There are those of you out there who absolutely hate movies like Crouching Tiger, Hidden Dragon, Hero, and House of Flying Daggers for no other reason than because they include flying Chinamen involved in fantastic fight sequences. If you are one of those people, stop reading now. This review is not for folks with minds closed to the beauty of the martial arts fantasy film. I’m not going to waste my time trying to change your mind. I suppose you could keep reading just to spite me. I don’t care. House of Flying Daggers is a spectacular piece of cinema, and no amount of boorish pooh-poohing is going to rain on my pagoda.
It is the waning years of China’s Tang Dynasty and the place has the same feeling to it as Robin Hood’s England. Corrupt government officials oppress the people under the nose of the emperor whilst a network of outlaw heroes led by one brave soul quietly steal from the rich and give to the poor. This network is known as the House of Flying Daggers. Beloved by the people, they wage an ever intensifying war against the government’s army of highly skilled warriors. The warrior army has recently dealt the House of Flying Daggers a major blow by assassinating their leader, setting the stage for a massively vengeful response.
Unwilling to rest on their laurels, two captains of the Chinese army, Jin and Leo, mount a daring plan to worm their way into the very heart of the House and destroy it from within. In a staged jailbreak, Jin pretends to rescue Mei, a member of the House of Flying Daggers. A blind girl surprisingly skilled in the martial arts, Mei is suspected to be the daughter of the House’s recently assassinated leader. Jin sets out to seduce Mei and win her trust while returning her to her people, hoping to gain access to the House’s inner circle.
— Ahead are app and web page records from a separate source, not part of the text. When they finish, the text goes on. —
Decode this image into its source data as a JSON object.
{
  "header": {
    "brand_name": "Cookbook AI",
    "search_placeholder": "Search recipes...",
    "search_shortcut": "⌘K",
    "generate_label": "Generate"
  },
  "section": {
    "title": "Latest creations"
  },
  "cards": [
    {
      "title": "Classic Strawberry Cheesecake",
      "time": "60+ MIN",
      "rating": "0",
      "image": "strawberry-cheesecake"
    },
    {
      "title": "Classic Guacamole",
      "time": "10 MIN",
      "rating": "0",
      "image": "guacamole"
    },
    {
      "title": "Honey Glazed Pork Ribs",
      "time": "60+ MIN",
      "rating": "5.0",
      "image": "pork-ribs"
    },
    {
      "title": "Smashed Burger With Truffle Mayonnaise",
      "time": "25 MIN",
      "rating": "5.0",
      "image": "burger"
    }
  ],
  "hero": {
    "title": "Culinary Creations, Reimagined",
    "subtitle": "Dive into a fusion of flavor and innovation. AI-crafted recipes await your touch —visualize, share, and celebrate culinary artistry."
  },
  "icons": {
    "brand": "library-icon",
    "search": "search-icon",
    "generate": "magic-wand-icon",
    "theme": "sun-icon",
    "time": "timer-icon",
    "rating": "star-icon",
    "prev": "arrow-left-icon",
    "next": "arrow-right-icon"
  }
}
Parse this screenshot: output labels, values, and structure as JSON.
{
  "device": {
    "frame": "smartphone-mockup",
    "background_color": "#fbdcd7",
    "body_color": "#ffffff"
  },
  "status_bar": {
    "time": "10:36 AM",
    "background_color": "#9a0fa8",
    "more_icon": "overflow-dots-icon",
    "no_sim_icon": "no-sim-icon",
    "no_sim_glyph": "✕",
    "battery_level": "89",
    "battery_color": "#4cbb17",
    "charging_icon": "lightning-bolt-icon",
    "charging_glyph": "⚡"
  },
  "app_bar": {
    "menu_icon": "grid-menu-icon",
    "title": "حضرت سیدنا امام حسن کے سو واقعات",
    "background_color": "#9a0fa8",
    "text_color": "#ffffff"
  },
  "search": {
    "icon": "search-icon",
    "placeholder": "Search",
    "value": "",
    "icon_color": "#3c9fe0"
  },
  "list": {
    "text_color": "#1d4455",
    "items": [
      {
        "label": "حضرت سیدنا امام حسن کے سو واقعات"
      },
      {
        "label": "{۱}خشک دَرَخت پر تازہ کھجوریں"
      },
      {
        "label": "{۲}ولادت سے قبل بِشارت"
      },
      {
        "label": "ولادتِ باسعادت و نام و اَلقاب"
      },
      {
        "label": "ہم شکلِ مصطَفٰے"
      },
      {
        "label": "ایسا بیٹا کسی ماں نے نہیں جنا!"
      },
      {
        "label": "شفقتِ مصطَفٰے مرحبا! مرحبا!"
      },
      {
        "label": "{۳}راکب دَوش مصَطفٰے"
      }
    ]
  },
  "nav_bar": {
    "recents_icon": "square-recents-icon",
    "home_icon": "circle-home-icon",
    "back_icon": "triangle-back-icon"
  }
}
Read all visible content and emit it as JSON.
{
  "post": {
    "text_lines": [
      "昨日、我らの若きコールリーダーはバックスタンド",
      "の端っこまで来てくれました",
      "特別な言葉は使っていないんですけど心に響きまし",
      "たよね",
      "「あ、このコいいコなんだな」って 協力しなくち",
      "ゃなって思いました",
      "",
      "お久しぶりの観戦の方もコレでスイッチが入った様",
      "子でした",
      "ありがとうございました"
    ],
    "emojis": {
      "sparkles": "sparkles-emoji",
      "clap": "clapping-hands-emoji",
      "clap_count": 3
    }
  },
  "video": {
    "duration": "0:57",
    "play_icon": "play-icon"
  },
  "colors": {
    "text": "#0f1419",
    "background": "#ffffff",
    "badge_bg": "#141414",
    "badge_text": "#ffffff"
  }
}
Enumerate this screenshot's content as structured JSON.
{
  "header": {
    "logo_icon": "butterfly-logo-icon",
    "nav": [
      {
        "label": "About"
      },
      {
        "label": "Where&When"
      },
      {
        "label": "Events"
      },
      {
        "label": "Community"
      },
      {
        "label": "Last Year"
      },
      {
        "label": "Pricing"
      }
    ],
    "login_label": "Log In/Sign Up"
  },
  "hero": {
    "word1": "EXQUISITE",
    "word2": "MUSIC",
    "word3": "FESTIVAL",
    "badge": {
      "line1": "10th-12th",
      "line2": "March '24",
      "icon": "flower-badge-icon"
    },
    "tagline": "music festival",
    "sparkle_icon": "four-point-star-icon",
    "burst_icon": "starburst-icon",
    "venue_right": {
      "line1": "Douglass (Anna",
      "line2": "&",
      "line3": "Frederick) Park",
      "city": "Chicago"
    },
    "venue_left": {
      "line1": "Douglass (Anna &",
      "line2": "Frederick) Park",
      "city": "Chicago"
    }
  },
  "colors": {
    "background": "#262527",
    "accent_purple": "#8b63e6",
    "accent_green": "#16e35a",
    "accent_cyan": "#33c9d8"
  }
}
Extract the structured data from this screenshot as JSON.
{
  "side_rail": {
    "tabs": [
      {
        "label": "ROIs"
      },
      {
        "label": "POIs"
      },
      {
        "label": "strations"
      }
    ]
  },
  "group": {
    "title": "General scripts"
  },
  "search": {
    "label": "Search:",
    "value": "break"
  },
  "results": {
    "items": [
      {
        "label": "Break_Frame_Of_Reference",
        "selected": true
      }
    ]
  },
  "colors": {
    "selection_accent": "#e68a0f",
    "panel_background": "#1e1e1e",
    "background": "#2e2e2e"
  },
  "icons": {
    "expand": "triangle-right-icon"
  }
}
Leo warns Jin not to fall for the beautiful Mei, but all three quickly find themselves unprepared for what lies along their chosen paths.
House of Flying Daggers is a masterful intermingling of romance, action, drama, dance and martial arts; bound in a cloak of secrecy and twists; woven together with silk and steel, blood and bamboo. With a delicate violence the film’s creators have fashioned an unexpectedly beautiful but tragic love story in the midst of a stunningly choreographed battle of wills. The eloquent and fantastic fight sequences are perfectly balanced with moving moments of drama and intrigue, all set against some of the most beautiful locations (both invented and real) that the world has to offer.
Detail is what makes the film so breathtaking. Everything from the actors’ nuanced performances, photography of the fight sequences, exquisite costumes, and the constantly twisting storyline has been paid painstaking attention to achieve the exact effect desired. Director Yimou Zhang has crafted an elegant story into one of the decade’s most commanding pieces of cinema.
I’ll be the first to admit that many western watchers may have a hard time with House of Flying Daggers. Its stylized action and rhythmic pacing can be distracting to viewers not used to this particular approach to storytelling. Despite that, I can’t encourage you strongly enough to try and see past those disruptions (if they indeed bother you) and enjoy the story for what it is: a fantastical journey of love and battle through an ancient world of beauty and honor.
The DVD release for House of Flying Daggers is a mixed bag of interesting bonuses and painfully awful accessories. There are so many things that could be explored in such a multi-faceted project, but much of it goes untouched. Worst of all, anyone not ready to read their way through the entire disc is just plain out of luck.
For folks who hate to read subtitles, there is an English dub-over, but the quality reminds me of the horrible voice-acting on those cheesy black and white kung-fu movies I had to endure as a kid early Saturday mornings while waiting for my cartoons to start. The movie is best enjoyed with the original Mandarin Chinese dialogue with subtitles. My apologies to those who don’t like to read, but the English dub absolutely destroys the entire show.
The only truly redeeming extra is the commentary provided by director Yimou Zhang and actress Zhang Ziyi. The two are completely candid and conversational as they talk their way through the film, sharing interesting insights into the intriguing story line and fascinating information about the process of creating the film. Their humorous dialogue about the nature of love scenes in movies and mini-debate over the nature of movie’s finale are particular gems. Of course, the entire commentary is in Chinese but English subtitles are provided.
The feature that takes you behind the scenes of the making of the film feels more like a 45 minute commercial than a documentary. Carnival-barker style voiceovers and an inordinate amount of time spent watching the actors pose for celebrity shots left me feeling a little cheated. Too little time was spent looking at the film’s beautiful costume designs, complex fight choreography and other artistic elements. In case you hadn’t guessed by now, it’s all in Chinese with English subtitles.
There are a handful of other short, but enjoyable goodies. The still galleries are actual play-through features complete with fades and background music. I usually hate scrolling through such galleries, but in this package they’re a pleasant slide-show style experience. All in all, the parcel makes for a rent-me recommendation of a must-see film.